What do you find most rewarding about training new medical interpreters?

I really enjoy observing the enthusiasm of new interpreters and their thirst to learn the correct way of interpreting. I also enjoy sharing my experiences and providing other interpreters with the necessary tools to know what to do in certain situations.

As a partner of LSA’s, how do you bring a positive, can-do attitude to every interpretation assignment?

I love languages and interpreting! This is the driving force behind my positive attitude and my desire to do the impossible to achieve excellent results. Whether I am interpreting bad news or very beautiful news, I know that the message I’m relaying will affect the lives of the patients and their families. The realization that my involvement as an intermediary between the healthcare provider and the patient is critical in communicating this message makes me strive to always give my best, which fuels my can-do attitude.

Would you be willing to share a special story about how you made a real difference in someones life through interpretation?
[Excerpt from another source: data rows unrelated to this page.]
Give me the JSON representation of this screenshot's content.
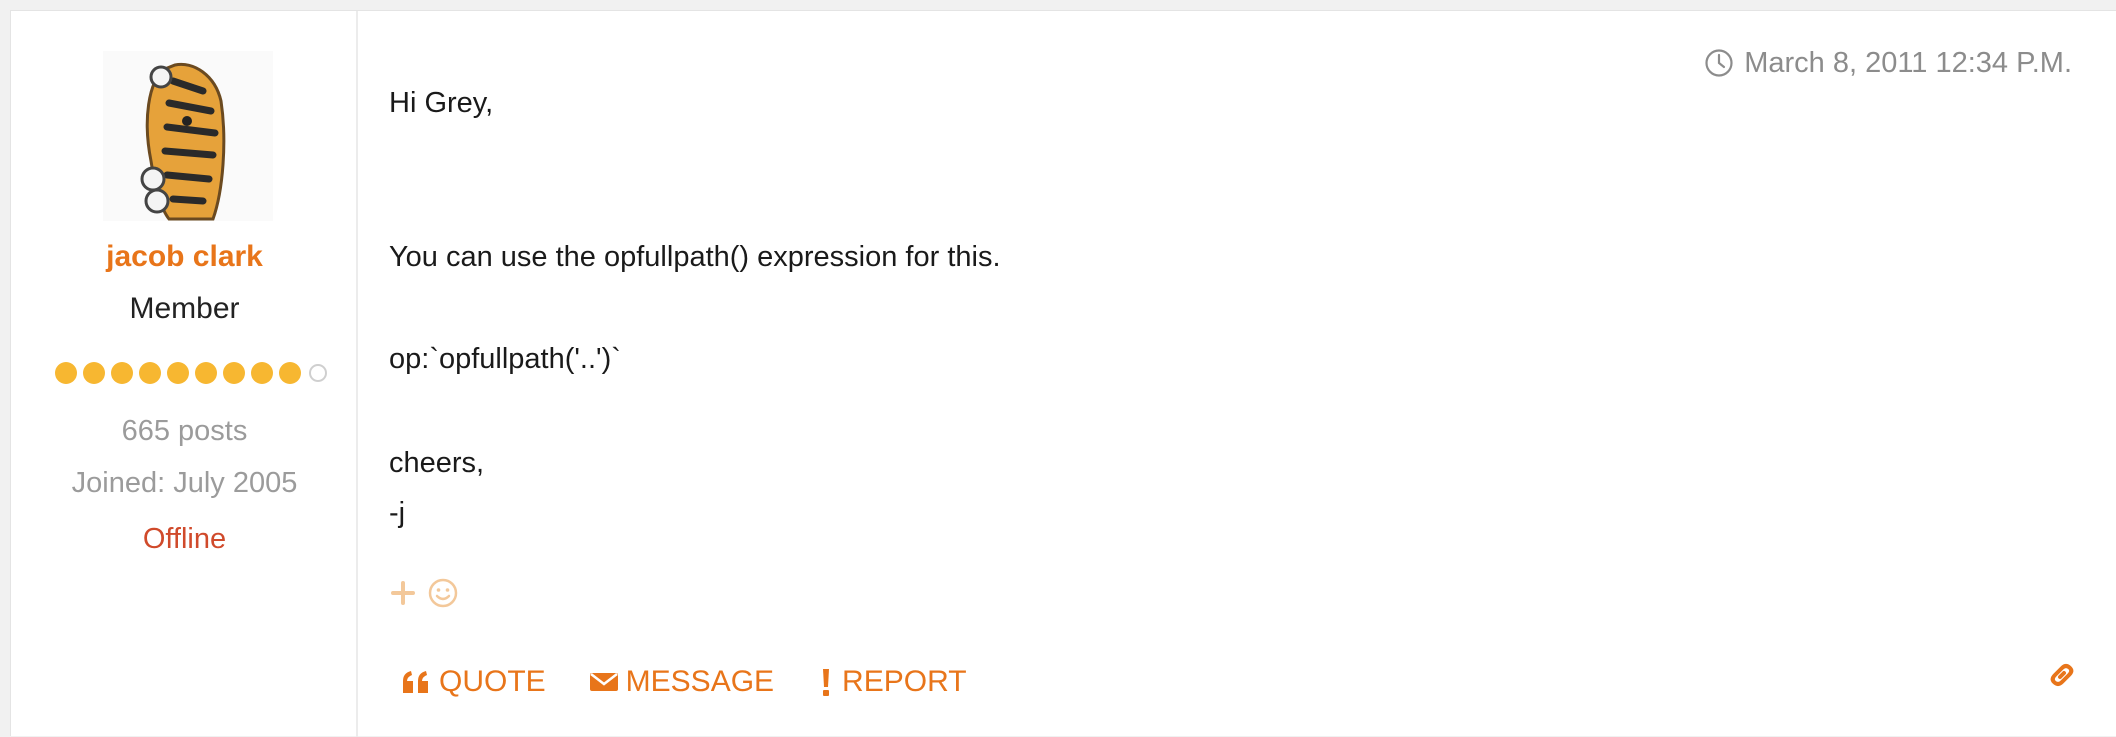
{
  "author": {
    "name": "jacob clark",
    "role": "Member",
    "rank_filled": 9,
    "rank_total": 10,
    "posts": "665 posts",
    "joined": "Joined: July 2005",
    "status": "Offline"
  },
  "post": {
    "timestamp": "March 8, 2011 12:34 P.M.",
    "lines": {
      "l1": "Hi Grey,",
      "l2": "You can use the opfullpath() expression for this.",
      "l3": "op:`opfullpath('..')`",
      "l4": "cheers,",
      "l5": "-j"
    }
  },
  "actions": {
    "quote": "QUOTE",
    "message": "MESSAGE",
    "report": "REPORT"
  },
  "colors": {
    "accent": "#e8751a",
    "rank_dot": "#f7b731",
    "status_offline": "#d04a2b",
    "muted_text": "#9b9b9b"
  },
  "icons": {
    "timestamp": "clock-icon",
    "add_reaction": "plus-icon",
    "emoji": "smiley-icon",
    "quote": "quote-icon",
    "message": "envelope-icon",
    "report": "exclamation-icon",
    "permalink": "link-icon"
  }
}
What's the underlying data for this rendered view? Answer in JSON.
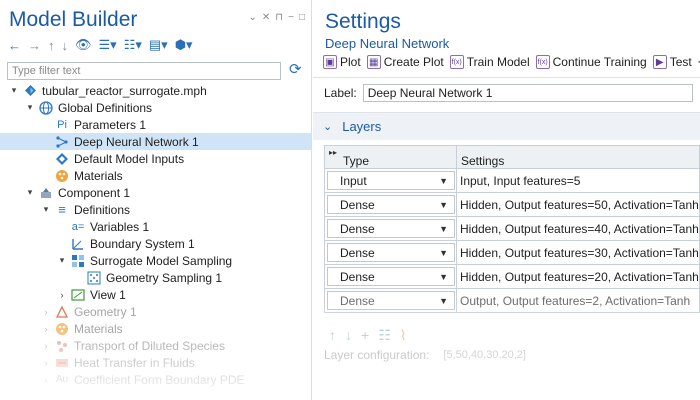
{
  "model_builder": {
    "title": "Model Builder",
    "filter_placeholder": "Type filter text",
    "tree": [
      {
        "label": "tubular_reactor_surrogate.mph",
        "icon": "model-file-icon"
      },
      {
        "label": "Global Definitions",
        "icon": "globe-icon"
      },
      {
        "label": "Parameters 1",
        "icon": "parameters-icon",
        "glyph": "Pi"
      },
      {
        "label": "Deep Neural Network 1",
        "icon": "neural-network-icon",
        "selected": true
      },
      {
        "label": "Default Model Inputs",
        "icon": "model-inputs-icon"
      },
      {
        "label": "Materials",
        "icon": "materials-icon"
      },
      {
        "label": "Component 1",
        "icon": "component-icon"
      },
      {
        "label": "Definitions",
        "icon": "definitions-icon",
        "glyph": "≡"
      },
      {
        "label": "Variables 1",
        "icon": "variables-icon",
        "glyph": "a="
      },
      {
        "label": "Boundary System 1",
        "icon": "boundary-system-icon"
      },
      {
        "label": "Surrogate Model Sampling",
        "icon": "sampling-icon"
      },
      {
        "label": "Geometry Sampling 1",
        "icon": "geometry-sampling-icon"
      },
      {
        "label": "View 1",
        "icon": "view-icon"
      },
      {
        "label": "Geometry 1",
        "icon": "geometry-icon"
      },
      {
        "label": "Materials",
        "icon": "materials-icon"
      },
      {
        "label": "Transport of Diluted Species",
        "icon": "transport-icon"
      },
      {
        "label": "Heat Transfer in Fluids",
        "icon": "heat-transfer-icon"
      },
      {
        "label": "Coefficient Form Boundary PDE",
        "icon": "pde-icon",
        "glyph": "Au"
      }
    ]
  },
  "settings": {
    "title": "Settings",
    "subtitle": "Deep Neural Network",
    "toolbar": [
      "Plot",
      "Create Plot",
      "Train Model",
      "Continue Training",
      "Test"
    ],
    "label_caption": "Label:",
    "label_value": "Deep Neural Network 1",
    "section_title": "Layers",
    "table_headers": {
      "type": "Type",
      "settings": "Settings"
    },
    "layers": [
      {
        "type": "Input",
        "settings": "Input, Input features=5"
      },
      {
        "type": "Dense",
        "settings": "Hidden, Output features=50, Activation=Tanh"
      },
      {
        "type": "Dense",
        "settings": "Hidden, Output features=40, Activation=Tanh"
      },
      {
        "type": "Dense",
        "settings": "Hidden, Output features=30, Activation=Tanh"
      },
      {
        "type": "Dense",
        "settings": "Hidden, Output features=20, Activation=Tanh"
      },
      {
        "type": "Dense",
        "settings": "Output, Output features=2, Activation=Tanh"
      }
    ],
    "layer_config_label": "Layer configuration:",
    "layer_config_value": "[5,50,40,30,20,2]"
  },
  "colors": {
    "accent": "#1a5aa6",
    "selection": "#cfe5f7"
  }
}
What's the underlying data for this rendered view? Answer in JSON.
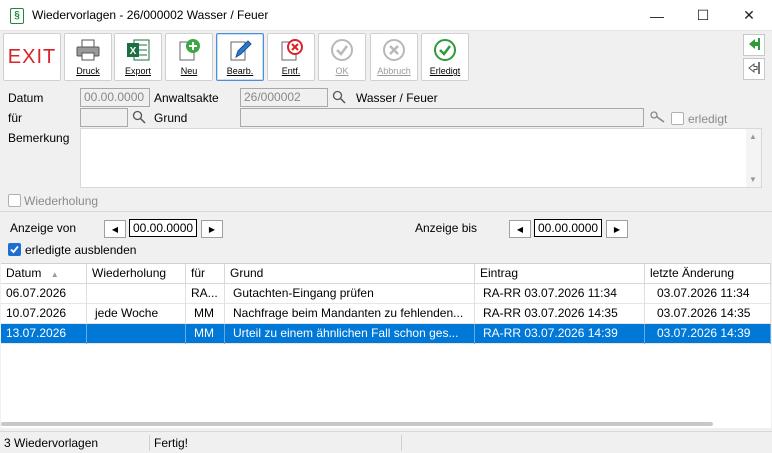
{
  "window": {
    "title": "Wiedervorlagen - 26/000002 Wasser / Feuer",
    "minimize": "—",
    "maximize": "☐",
    "close": "✕"
  },
  "toolbar": {
    "exit": "EXIT",
    "druck": "Druck",
    "export": "Export",
    "neu": "Neu",
    "bearb": "Bearb.",
    "entf": "Entf.",
    "ok": "OK",
    "abbruch": "Abbruch",
    "erledigt": "Erledigt"
  },
  "form": {
    "datum_label": "Datum",
    "datum_value": "00.00.0000",
    "anwaltsakte_label": "Anwaltsakte",
    "anwaltsakte_value": "26/000002",
    "akte_name": "Wasser / Feuer",
    "fuer_label": "für",
    "fuer_value": "",
    "grund_label": "Grund",
    "grund_value": "",
    "erledigt_label": "erledigt",
    "bemerkung_label": "Bemerkung",
    "bemerkung_value": "",
    "wiederholung_label": "Wiederholung"
  },
  "filter": {
    "von_label": "Anzeige von",
    "von_value": "00.00.0000",
    "bis_label": "Anzeige bis",
    "bis_value": "00.00.0000",
    "hide_done_label": "erledigte ausblenden"
  },
  "table": {
    "headers": [
      "Datum",
      "Wiederholung",
      "für",
      "Grund",
      "Eintrag",
      "letzte Änderung"
    ],
    "rows": [
      [
        "06.07.2026",
        "",
        "RA...",
        "Gutachten-Eingang prüfen",
        "RA-RR 03.07.2026  11:34",
        "03.07.2026  11:34"
      ],
      [
        "10.07.2026",
        "jede Woche",
        "MM",
        "Nachfrage beim Mandanten zu fehlenden...",
        "RA-RR 03.07.2026  14:35",
        "03.07.2026  14:35"
      ],
      [
        "13.07.2026",
        "",
        "MM",
        "Urteil zu einem ähnlichen Fall schon ges...",
        "RA-RR 03.07.2026  14:39",
        "03.07.2026  14:39"
      ]
    ]
  },
  "status": {
    "count": "3 Wiedervorlagen",
    "state": "Fertig!"
  }
}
Every day I have the opportunity to be involved in someone’s life. One example that comes to mind is being in the operating room interpreting during a catheterization; the patient was awake during the procedure and very nervous. Understanding what was going on and relaying the information to the patient helped her relax, and it made the entire process much easier for her.

Can you name three things the LSA team might be surprised to know about you?

I love cooking, which is my way to unwind, I love reading, which is my biggest activity on vacation, and I enjoy spending time doing crafts with my kids!